5 Parenting Don’ts
Fathers, do not embitter your children, or they will become discouraged. ~ Colossians 3:21
The Bible is full of warnings, instructions and promises. In Colossians 3:21, we receive a clear parenting “don’t”. Paul warns us not to embitter our children because it leads to their discouragement.
Paul warns not to “embitter” (NIV), meaning to cause one to feel bitter or resentful. He explains that it causes kids to feel discouraged. Discouraged literally means to cause someone to lose confidence or enthusiasm.
I doubt any of us desires to discourage our children, however we can easily fall into patterns that are harmful to our precious relationships with our kids. Here are 5 patterns that can result in discouraging our children.
1. Don’t be Over-Critical (Colossians 3:21)
It can be easy to fall into being over-critical when kids are going through a period of poor choices. However, as we become increasingly critical of their behavior, they give up on trying. Have you ever been in a relationship when you just couldn’t seem to please the other person? Nobody wants to feel like a disappointment. We eventually stop trying.
Being over-critical and fault-finding is the opposite of grace, mercy and patience we find in Christ. God desires we reflect the Light of Christ to everyone around us, including our children.
Instead (1st Thessalonians 5:11)
Make it a point to identify everything they do right. Offer words of affirmation…
I love when you_________.
Thank you for being so _____.
I appreciate when you _____.
2. Don’t Compare Siblings (James 2:9)
Lining up one’s strengths against one’s weaknesses can also lead to discouragement. God has blessed each one of us with unique strengths and weaknesses. He uses both our strengths and our weaknesses to shape us for His purpose and our good.
Instead (James 2:1)
Using words of affirmation can be very effective rather than comparing strengths and weaknesses between siblings. Rather than pointing out their weaknesses and comparing them, encourage them. Grace comes alongside and helps. If an area of weakness is exposed, we as parents get the privilege of shaping and encouraging growth.

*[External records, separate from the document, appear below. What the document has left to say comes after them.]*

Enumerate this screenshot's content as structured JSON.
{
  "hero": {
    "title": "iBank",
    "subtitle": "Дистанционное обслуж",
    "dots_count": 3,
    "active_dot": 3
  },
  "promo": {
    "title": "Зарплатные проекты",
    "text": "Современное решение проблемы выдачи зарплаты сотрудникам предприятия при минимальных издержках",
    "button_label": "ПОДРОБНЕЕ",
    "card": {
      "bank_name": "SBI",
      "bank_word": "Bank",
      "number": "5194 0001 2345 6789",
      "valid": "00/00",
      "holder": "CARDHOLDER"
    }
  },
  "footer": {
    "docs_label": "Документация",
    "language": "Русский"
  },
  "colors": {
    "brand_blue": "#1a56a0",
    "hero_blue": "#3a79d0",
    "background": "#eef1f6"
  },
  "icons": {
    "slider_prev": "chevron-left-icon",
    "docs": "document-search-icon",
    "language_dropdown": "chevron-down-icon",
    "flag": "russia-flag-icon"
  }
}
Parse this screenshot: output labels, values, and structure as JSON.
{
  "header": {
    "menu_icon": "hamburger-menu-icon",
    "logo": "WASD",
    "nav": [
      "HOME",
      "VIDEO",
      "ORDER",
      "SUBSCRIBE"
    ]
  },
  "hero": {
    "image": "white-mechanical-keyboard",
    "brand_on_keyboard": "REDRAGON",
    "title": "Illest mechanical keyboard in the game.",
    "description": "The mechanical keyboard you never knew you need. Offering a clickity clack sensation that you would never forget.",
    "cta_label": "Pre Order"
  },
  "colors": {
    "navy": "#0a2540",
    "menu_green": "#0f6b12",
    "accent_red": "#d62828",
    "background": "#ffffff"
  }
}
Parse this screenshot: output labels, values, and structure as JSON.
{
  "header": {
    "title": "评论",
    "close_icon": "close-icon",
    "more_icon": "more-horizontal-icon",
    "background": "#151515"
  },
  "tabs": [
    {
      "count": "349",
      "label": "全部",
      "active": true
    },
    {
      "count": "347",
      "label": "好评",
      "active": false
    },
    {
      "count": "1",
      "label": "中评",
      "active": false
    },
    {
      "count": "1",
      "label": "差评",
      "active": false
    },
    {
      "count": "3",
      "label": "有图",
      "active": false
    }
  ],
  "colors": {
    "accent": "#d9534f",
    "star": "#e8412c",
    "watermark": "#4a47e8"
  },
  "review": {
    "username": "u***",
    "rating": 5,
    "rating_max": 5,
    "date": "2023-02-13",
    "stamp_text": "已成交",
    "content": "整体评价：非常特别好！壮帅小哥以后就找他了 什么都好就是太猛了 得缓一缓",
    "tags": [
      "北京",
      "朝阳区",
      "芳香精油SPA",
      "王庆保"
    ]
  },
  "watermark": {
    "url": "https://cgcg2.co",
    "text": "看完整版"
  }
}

3. Don’t React with Anger and Yelling (Proverbs 15:1)
Parenting is a tough gig. I’m certain one of God’s purposes in blessing me with children is to refine my patience. (For more on why we choose anger click here.)
Instead (James 1:19-20)
Be slow to speak, and slow to become angry. This sometimes calls for your poker face. It’s okay to do, what I call a “reverse time out”. A reverse time out is when I take a time-out. I collect my thoughts and think things through. The bonus? My parenting regrets have been cut down drastically. It also allows wisdom to soak back into my brain before I open my mouth.
4. Don’t Use Harsh Words (Proverbs 12:18)
Conveying frustration through harsh words and tone of voice is another cause of discouragement. Harsh words are often received as negative messages.
Instead (Ecclesiastes 10:12-14)
Convey gentleness and patience in your voice. Gentle words convey messages of love and belonging (more on that here).
5. Don’t Treat Them Anyway You Wouldn’t Want to be Treated Yourself (Luke 6:31)
This one is pretty self-explanatory and connects to the first four don’ts that we covered.
Instead (Matthew 22:39)
Remember the golden rule here. Demonstrate love through action. Reflect on how you would want to be treated when making a mistake or poor choice. What would be the most effective response if you were in their shoes?
Every parent has engaged in these behaviors at one time or another, to one extent or another. It is important to remember that it takes time and practice to change patterns and see the fruits of our labor.
Now that you know these things, you will be blessed if you do them. John 13:17
- Seek God through prayer. (1 Thessalonians 5:17)
- Confess to the one who forgives and forgets. (1st John 1:19)
- Ask for wisdom (James 1:5)
- Trust in Him and His ways (Proverbs 3:5-6)
We don’t want our kiddos to feel discouraged by our parenting. We want to avoid being over-critical and harsh in our responses to their behavior. We can accomplish more through offering grace and encouragement.
Leave a Comment